So all the procedures show here are valid for this product

Fist and if you don’t install thinkfan, lm_sensors and hdapsd before:

$ sudo dnf install thinkfan hdapsd lm_sensors
$ sudo sensors-detect
$ sudo sh -c "find /sys/devices -type f -name 'temp*_input' | xargs -I {} echo "hwmon {}" >> /etc/thinkfan.conf"
$ sudo systemctl enable thinkfan

The next step is install tlp and prepare other tools for manage kernel modules:

sudo dnf install tlp tlp-rdw kernel-devel akmods kmodtool

We need to enable external repositories:

$ sudo dnf install$(rpm -E %fedora).noarch.rpm
$ sudo dnf install

Now this is the last part of the installation, but read carefully this warning:

The next instructions are no recommended, we use the --nogpgcheck , so we not only use a external repository, we don’t check the sing the packages.

If you are comfortable with this just:

sudo dnf install akmod-tp_smapi akmod-acpi_call --enablerepo tlp-updates-testing --nogpgcheck

The --enablerepo tlp-updates-testing is necessary for fedora 25+ versions.

Now you can have a very well use and administration of your batteries 🙂

Many thanks to linrunner and the TLP project.

i3wm is a Tiling window manager than has a lot options to custom and low hardware requirements. One most complete guide to i3 in fedora is the amazing Fedora Magazine article “Getting started with the i3 window manager” by William Moreno.

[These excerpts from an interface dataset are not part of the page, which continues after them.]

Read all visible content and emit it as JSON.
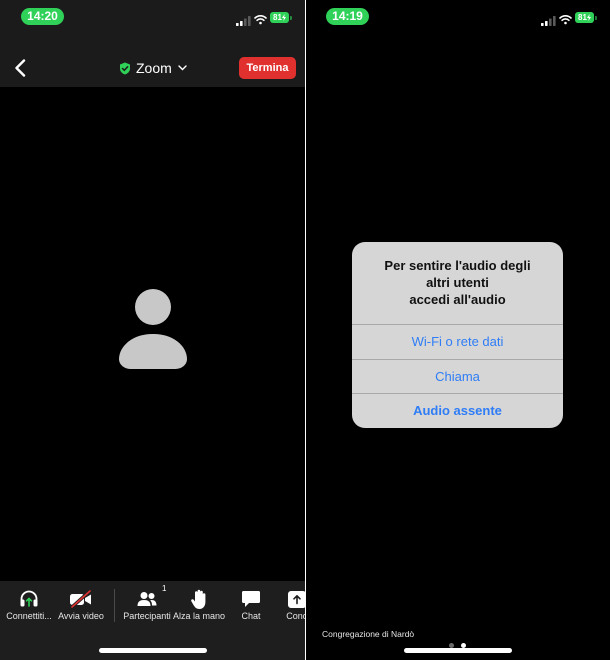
{
  "left_screen": {
    "status_bar": {
      "time": "14:20",
      "battery": "81",
      "icons": [
        "signal-icon",
        "wifi-icon",
        "battery-charging-icon"
      ]
    },
    "header": {
      "back_icon": "chevron-left-icon",
      "title": "Zoom",
      "title_icon": "shield-check-icon",
      "title_dropdown_icon": "chevron-down-icon",
      "end_button_label": "Termina"
    },
    "video_area": {
      "avatar_icon": "person-silhouette-icon"
    },
    "toolbar": {
      "items": [
        {
          "label": "Connettiti...",
          "icon": "headphones-icon"
        },
        {
          "label": "Avvia video",
          "icon": "video-off-icon"
        },
        {
          "label": "Partecipanti",
          "icon": "participants-icon",
          "badge": "1"
        },
        {
          "label": "Alza la mano",
          "icon": "raise-hand-icon"
        },
        {
          "label": "Chat",
          "icon": "chat-icon"
        },
        {
          "label": "Cond",
          "icon": "share-screen-icon"
        }
      ]
    }
  },
  "right_screen": {
    "status_bar": {
      "time": "14:19",
      "battery": "81",
      "icons": [
        "signal-icon",
        "wifi-icon",
        "battery-charging-icon"
      ]
    },
    "audio_dialog": {
      "title_lines": [
        "Per sentire l'audio degli",
        "altri utenti",
        "accedi all'audio"
      ],
      "options": [
        {
          "label": "Wi-Fi o rete dati",
          "emphasis": false
        },
        {
          "label": "Chiama",
          "emphasis": false
        },
        {
          "label": "Audio assente",
          "emphasis": true
        }
      ]
    },
    "footer": {
      "meeting_name": "Congregazione di Nardò",
      "page_indicator": {
        "pages": 2,
        "current": 2
      }
    }
  },
  "colors": {
    "status_green": "#30d158",
    "end_red": "#e0312f",
    "link_blue": "#2f7df6",
    "header_bg": "#1b1b1b",
    "toolbar_bg": "#1e1e1e",
    "dialog_bg": "#d6d6d6",
    "avatar_gray": "#c8c8c8"
  }
}
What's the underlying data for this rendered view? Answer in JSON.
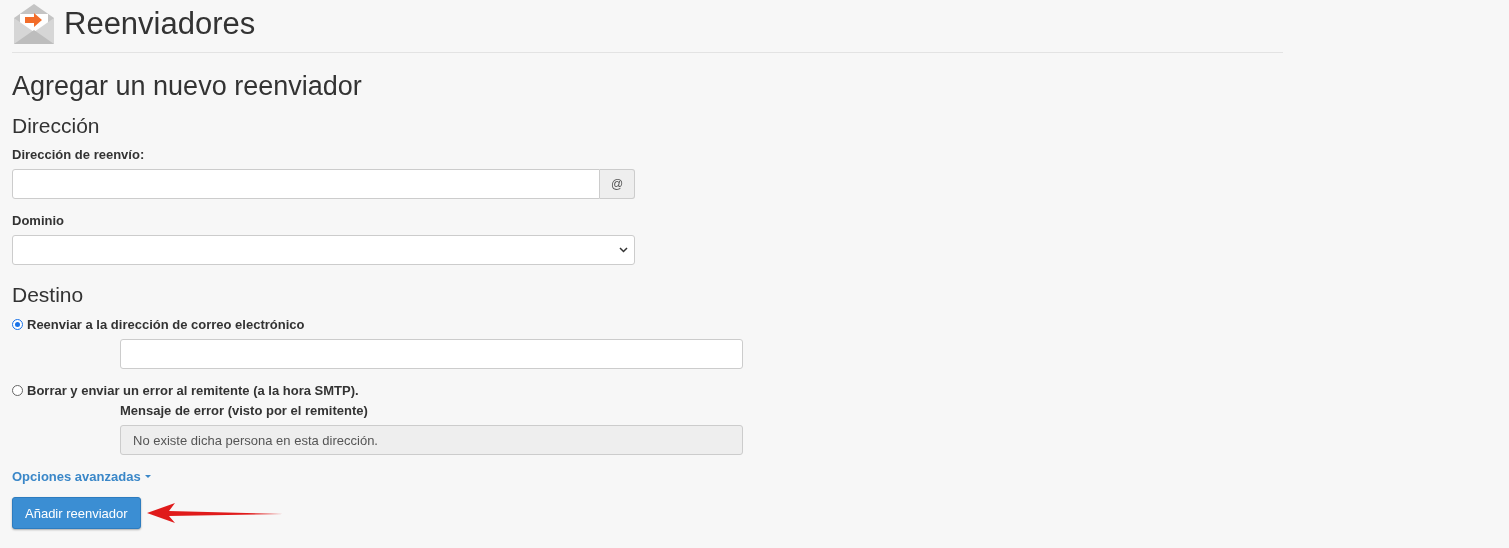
{
  "page_title": "Reenviadores",
  "form_title": "Agregar un nuevo reenviador",
  "address_section": {
    "heading": "Dirección",
    "forward_label": "Dirección de reenvío:",
    "at_sign": "@",
    "domain_label": "Dominio"
  },
  "destination_section": {
    "heading": "Destino",
    "options": [
      {
        "kind": "email",
        "label": "Reenviar a la dirección de correo electrónico",
        "selected": true
      },
      {
        "kind": "error",
        "label": "Borrar y enviar un error al remitente (a la hora SMTP).",
        "selected": false,
        "field_label": "Mensaje de error (visto por el remitente)",
        "field_value": "No existe dicha persona en esta dirección.",
        "disabled": true
      }
    ]
  },
  "advanced_link": "Opciones avanzadas",
  "submit_button": "Añadir reenviador"
}
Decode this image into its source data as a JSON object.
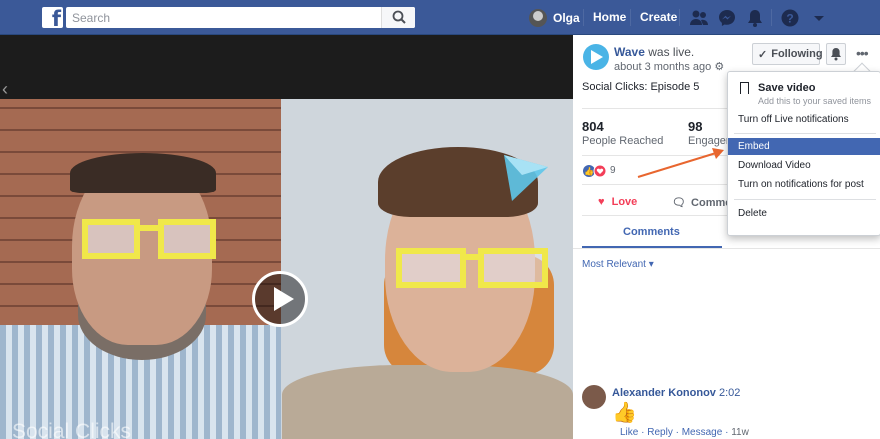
{
  "topbar": {
    "search_placeholder": "Search",
    "user_name": "Olga",
    "home": "Home",
    "create": "Create"
  },
  "video": {
    "watermark": "Social Clicks"
  },
  "post": {
    "page_name": "Wave",
    "status": "was live.",
    "time": "about 3 months ago",
    "text": "Social Clicks: Episode 5",
    "follow_label": "Following"
  },
  "stats": {
    "reached_value": "804",
    "reached_label": "People Reached",
    "engaged_value": "98",
    "engaged_label": "Engagem"
  },
  "reactions": {
    "count": "9"
  },
  "actions": {
    "love": "Love",
    "comment": "Comme"
  },
  "tabs": {
    "comments": "Comments"
  },
  "sort": {
    "label": "Most Relevant"
  },
  "comment": {
    "author": "Alexander Kononov",
    "time": "2:02",
    "emoji": "👍",
    "like": "Like",
    "reply": "Reply",
    "message": "Message",
    "age": "11w"
  },
  "menu": {
    "save_title": "Save video",
    "save_sub": "Add this to your saved items",
    "turn_off": "Turn off Live notifications",
    "embed": "Embed",
    "download": "Download Video",
    "turn_on": "Turn on notifications for post",
    "delete": "Delete"
  },
  "colors": {
    "brand": "#3b5998",
    "link": "#365899",
    "highlight": "#4267b2",
    "love": "#f33e58",
    "arrow": "#e8662f"
  }
}
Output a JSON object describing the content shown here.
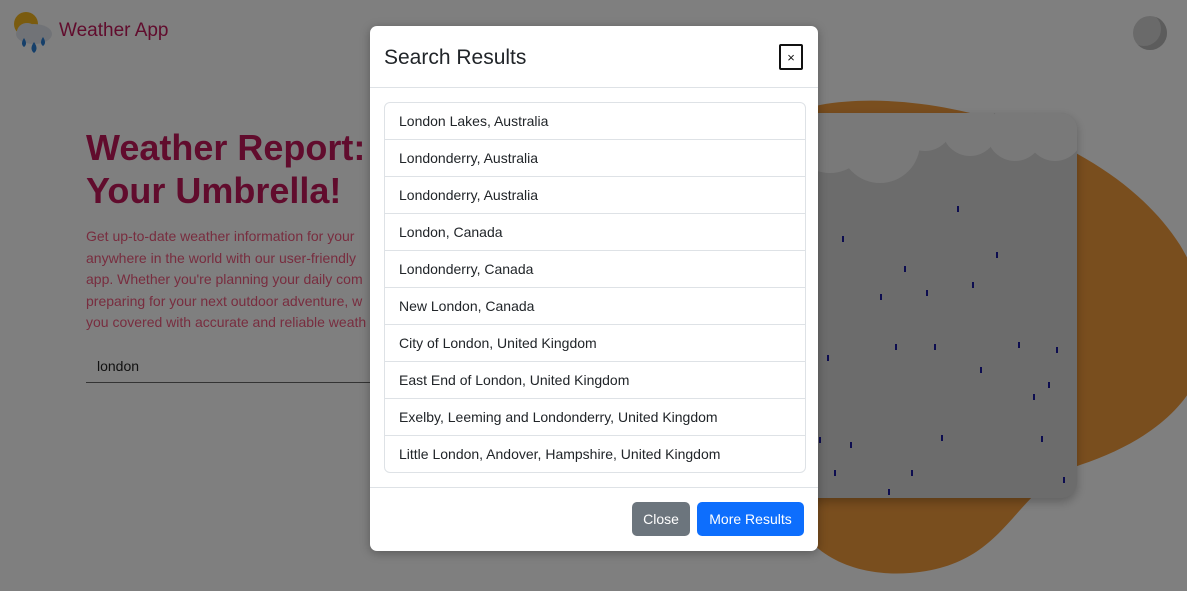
{
  "header": {
    "app_title": "Weather App",
    "logo_icon": "weather-cloud-rain-icon",
    "theme_icon": "moon-icon"
  },
  "hero": {
    "title_lines": [
      "Weather Report: N",
      "Your Umbrella!"
    ],
    "description_lines": [
      "Get up-to-date weather information for your",
      "anywhere in the world with our user-friendly",
      "app. Whether you're planning your daily com",
      "preparing for your next outdoor adventure, w",
      "you covered with accurate and reliable weath"
    ],
    "search_value": "london"
  },
  "modal": {
    "title": "Search Results",
    "close_icon_label": "×",
    "results": [
      "London Lakes, Australia",
      "Londonderry, Australia",
      "Londonderry, Australia",
      "London, Canada",
      "Londonderry, Canada",
      "New London, Canada",
      "City of London, United Kingdom",
      "East End of London, United Kingdom",
      "Exelby, Leeming and Londonderry, United Kingdom",
      "Little London, Andover, Hampshire, United Kingdom"
    ],
    "close_button": "Close",
    "more_button": "More Results"
  },
  "colors": {
    "brand": "#c2185b",
    "accent_text": "#f05a7e",
    "blob": "#f39c3d",
    "primary_button": "#0d6efd",
    "secondary_button": "#6c757d"
  }
}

Getting started with the i3 tiling window manager

In my case only want to talk about one custom set of applications than we can use together

sudo dnf install i3 i3status dmenu i3lock feh tmux tilda network-manager-applet

This packages are:

  • i3: Window Manager
  • i3status: Bar of system information
  • dmenu: application launcher
  • i3lock: Screen Locker
  • feh: to set a wallpaper
  • tmux: terminal multiplexer
  • tilda: Customizable Terminal emulator
  • network-manager-applet: Applet to manage network connections

Changing to i3 in GDM:

After configuring the basic of i3, I add the next lines to my .config/i3/config

exec --no-startup-id feh --bg-scale ~/Pictures/fox.jpg # cute wallpaper
exec --no-startup-id nm-applet # network manager applet 
exec --no-startup-id tilda  #tilda terminal emulator


Start tilda for the first time using dmenu $mod + d tilda, and configure as you wish, my particular setup is the next:



and the result:


Oh My Zsh is an AMAZING open source, community-driven framework for managing your zsh configuration.


To use it in fedora, we need install zsh and some user utils to :

$ sudo dnf install zsh util-linux-user git


The next step is just download and run the installation script

$ sh -c "$(wget -O -)"

Once the installation is finished you will be using the brand new oh-my-zsh 🙂


Oh-my-zsh has a lot of useful plugins, they can be activated on ~/.zshrc, By default only the git plugin is enabled, in my personal case, I’m using the next plugins:

  • git
  • python
  • pyenv
  • dnf
  • fedora

Plugins in my ~/.zshrc

the complete list of plugins available are here.


oh-my-zsh has a lot of themes, the examples are here. One of the favorites is the agnoster theme.

Agnoster theme


To configure the themes also need edit ~/.zshrc. I use a random selection of themes

Random themes


Occasionally Oh-my-zsh ask you to check updates (this will be disable on your ~/.zshrc) and if you want do a mauna update just run:



On-my-zsh is not for everyone, so if you want uninstall it just type:


And if you also want uninstall zsh:

$ sudo dnf remove zsh

Special thanks to:

Robby Russell and the people of Planet Argon for the wonderful/amazing/awesome Oh-My-zsh